A single number is expected: the count of lines below where the word "shared" occurs.
==== Input records
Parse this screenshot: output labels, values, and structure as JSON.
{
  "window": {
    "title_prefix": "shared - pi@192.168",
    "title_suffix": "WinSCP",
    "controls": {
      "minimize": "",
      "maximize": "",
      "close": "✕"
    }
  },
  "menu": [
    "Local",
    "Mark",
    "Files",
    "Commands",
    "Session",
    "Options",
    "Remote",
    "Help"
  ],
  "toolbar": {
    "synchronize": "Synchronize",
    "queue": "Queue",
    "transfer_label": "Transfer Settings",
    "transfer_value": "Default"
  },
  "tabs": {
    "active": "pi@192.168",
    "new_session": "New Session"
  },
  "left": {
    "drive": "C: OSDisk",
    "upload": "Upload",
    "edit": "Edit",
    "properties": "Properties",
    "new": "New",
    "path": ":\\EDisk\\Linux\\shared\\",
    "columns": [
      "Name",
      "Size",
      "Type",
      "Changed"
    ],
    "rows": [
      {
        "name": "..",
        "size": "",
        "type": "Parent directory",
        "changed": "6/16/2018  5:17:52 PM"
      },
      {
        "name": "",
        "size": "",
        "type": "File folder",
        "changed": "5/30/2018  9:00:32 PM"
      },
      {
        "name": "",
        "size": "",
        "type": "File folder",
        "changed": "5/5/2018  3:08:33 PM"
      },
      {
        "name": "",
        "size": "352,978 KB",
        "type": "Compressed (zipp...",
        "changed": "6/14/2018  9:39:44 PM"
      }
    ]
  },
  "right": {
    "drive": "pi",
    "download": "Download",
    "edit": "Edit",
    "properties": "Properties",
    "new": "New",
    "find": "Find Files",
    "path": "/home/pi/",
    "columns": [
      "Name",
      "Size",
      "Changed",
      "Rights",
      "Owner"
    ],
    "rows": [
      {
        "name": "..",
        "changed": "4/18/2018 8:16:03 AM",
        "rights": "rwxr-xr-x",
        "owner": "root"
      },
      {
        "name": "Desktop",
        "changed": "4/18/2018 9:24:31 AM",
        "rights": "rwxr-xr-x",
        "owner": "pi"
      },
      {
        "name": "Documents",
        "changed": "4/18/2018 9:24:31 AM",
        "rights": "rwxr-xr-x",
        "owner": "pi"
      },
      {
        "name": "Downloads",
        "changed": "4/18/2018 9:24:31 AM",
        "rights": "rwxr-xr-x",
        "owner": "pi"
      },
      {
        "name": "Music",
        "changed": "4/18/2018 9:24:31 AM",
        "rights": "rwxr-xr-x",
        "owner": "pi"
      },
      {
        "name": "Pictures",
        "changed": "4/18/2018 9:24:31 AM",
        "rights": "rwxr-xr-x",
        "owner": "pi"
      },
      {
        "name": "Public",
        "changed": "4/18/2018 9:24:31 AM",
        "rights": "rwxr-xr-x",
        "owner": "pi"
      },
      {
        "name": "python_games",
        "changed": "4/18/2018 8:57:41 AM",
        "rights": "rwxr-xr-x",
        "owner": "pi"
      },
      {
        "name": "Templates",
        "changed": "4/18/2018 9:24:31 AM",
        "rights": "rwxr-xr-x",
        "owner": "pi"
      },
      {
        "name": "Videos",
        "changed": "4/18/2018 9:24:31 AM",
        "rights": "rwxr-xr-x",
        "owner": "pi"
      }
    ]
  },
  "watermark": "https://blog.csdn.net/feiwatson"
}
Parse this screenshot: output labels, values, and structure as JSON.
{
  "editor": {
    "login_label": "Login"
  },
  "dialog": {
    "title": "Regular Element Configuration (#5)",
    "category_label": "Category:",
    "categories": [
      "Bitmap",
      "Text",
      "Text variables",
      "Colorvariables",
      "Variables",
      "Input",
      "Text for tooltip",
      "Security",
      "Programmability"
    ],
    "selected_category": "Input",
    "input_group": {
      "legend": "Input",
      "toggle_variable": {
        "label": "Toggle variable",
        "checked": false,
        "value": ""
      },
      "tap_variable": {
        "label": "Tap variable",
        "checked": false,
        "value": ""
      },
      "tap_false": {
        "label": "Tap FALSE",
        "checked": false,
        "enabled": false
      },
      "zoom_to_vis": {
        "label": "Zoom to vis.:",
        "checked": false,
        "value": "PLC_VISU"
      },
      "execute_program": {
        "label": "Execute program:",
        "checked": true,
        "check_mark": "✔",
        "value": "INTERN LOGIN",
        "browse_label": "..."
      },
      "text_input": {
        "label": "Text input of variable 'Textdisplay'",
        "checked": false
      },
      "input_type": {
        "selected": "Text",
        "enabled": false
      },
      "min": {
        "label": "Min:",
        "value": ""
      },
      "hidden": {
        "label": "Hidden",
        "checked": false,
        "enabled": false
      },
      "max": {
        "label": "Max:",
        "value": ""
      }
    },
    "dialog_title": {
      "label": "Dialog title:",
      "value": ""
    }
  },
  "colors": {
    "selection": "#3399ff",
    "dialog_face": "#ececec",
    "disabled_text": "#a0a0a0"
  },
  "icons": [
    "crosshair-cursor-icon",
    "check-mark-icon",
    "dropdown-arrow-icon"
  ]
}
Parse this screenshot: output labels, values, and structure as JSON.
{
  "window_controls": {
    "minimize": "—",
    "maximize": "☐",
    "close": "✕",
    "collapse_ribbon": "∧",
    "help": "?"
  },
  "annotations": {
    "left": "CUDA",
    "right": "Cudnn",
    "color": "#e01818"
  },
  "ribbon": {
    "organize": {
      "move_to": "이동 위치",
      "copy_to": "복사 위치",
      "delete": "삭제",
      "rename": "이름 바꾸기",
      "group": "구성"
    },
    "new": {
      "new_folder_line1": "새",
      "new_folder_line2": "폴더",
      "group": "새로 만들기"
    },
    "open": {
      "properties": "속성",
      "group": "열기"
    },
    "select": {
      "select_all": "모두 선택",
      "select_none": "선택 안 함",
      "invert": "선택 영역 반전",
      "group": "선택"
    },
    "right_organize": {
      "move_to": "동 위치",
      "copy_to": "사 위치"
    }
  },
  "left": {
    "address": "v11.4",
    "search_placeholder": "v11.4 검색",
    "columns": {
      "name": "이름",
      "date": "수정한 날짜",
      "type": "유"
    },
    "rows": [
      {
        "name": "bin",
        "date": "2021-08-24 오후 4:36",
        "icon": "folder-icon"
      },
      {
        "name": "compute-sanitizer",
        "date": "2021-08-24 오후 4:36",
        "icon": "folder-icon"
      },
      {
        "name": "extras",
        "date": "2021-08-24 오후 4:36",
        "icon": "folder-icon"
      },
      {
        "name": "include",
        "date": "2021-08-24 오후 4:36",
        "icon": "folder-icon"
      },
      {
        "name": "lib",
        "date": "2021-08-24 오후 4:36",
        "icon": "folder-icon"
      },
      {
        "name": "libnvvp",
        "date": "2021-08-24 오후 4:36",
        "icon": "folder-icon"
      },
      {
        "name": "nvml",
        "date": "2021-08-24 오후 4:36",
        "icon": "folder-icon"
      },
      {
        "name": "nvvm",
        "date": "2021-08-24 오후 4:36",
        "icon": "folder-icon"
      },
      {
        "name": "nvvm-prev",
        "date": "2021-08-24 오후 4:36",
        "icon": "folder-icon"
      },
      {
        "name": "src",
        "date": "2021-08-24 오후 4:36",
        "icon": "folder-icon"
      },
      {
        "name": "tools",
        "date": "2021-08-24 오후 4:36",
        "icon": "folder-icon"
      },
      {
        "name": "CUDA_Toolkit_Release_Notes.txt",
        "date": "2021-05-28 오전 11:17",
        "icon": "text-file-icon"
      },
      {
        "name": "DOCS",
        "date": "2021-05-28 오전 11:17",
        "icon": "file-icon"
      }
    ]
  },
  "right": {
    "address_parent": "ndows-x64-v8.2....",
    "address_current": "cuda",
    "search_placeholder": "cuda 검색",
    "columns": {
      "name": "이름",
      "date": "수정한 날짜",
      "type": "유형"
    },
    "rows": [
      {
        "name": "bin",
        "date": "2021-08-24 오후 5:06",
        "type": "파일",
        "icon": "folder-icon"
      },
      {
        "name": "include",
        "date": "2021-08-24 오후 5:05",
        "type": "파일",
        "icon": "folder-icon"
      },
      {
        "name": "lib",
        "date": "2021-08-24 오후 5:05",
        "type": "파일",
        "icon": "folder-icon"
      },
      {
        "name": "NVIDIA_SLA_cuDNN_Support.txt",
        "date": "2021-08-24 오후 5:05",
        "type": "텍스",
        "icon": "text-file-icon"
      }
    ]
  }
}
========
* Task answer
2